> _What to produce_
For each line below, check whether "icon" is present. Report how many lines have it, nothing else.

[Items from an interface collection]
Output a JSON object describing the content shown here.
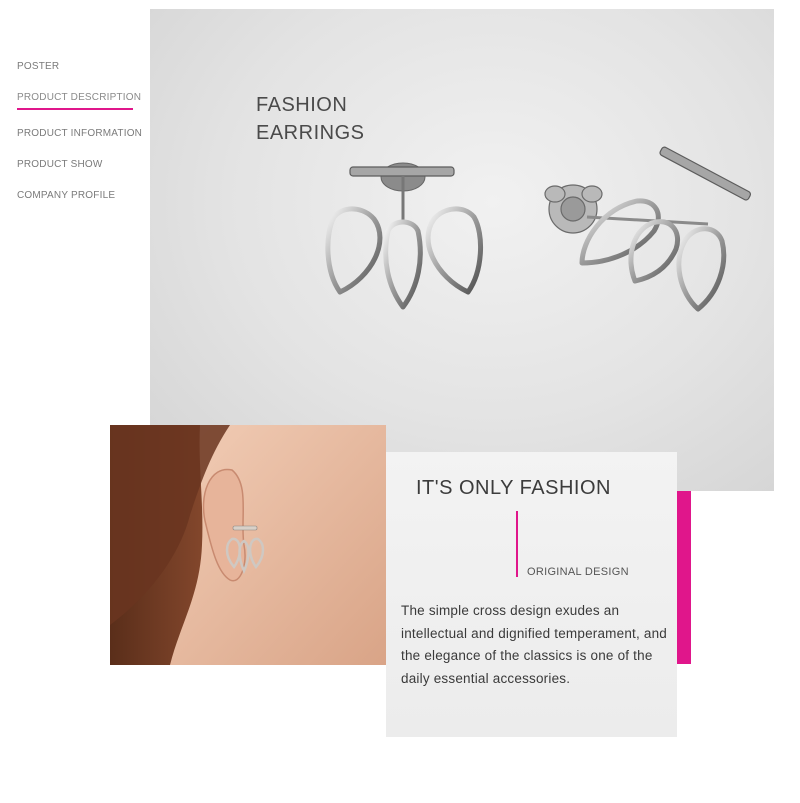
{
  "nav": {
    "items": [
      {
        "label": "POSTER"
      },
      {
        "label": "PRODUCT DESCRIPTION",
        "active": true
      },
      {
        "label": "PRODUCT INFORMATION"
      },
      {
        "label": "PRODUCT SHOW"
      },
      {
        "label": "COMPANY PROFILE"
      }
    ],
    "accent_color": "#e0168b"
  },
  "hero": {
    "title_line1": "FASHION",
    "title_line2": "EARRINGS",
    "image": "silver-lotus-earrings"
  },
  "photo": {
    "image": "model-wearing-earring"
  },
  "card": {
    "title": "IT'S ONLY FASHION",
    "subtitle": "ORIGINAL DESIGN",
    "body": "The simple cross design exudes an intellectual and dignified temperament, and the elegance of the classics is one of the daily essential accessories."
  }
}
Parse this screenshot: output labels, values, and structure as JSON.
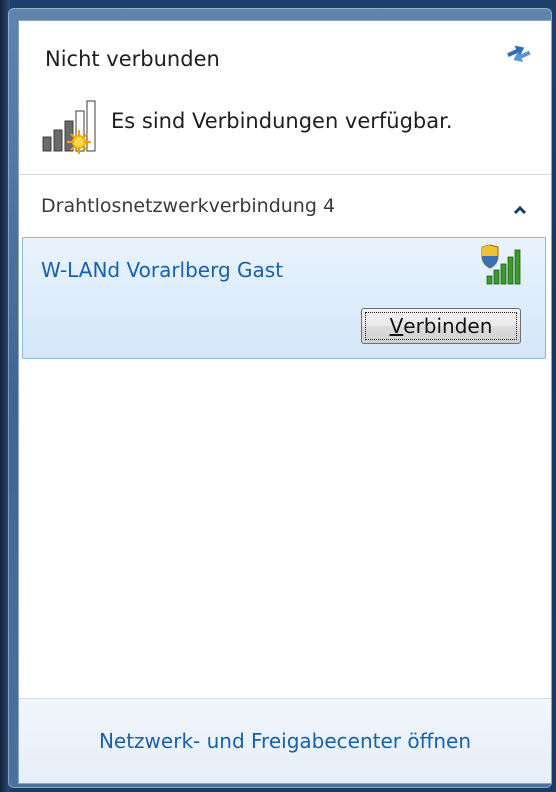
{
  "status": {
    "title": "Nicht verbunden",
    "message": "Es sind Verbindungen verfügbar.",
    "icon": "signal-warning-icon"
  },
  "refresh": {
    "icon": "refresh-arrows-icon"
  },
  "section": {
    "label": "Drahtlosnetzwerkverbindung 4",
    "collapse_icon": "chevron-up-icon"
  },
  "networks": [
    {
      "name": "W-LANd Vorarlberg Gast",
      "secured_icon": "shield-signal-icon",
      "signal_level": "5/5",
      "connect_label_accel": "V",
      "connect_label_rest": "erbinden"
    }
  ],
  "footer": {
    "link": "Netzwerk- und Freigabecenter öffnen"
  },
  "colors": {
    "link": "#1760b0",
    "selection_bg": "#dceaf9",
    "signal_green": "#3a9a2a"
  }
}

> _Completed exercise_
4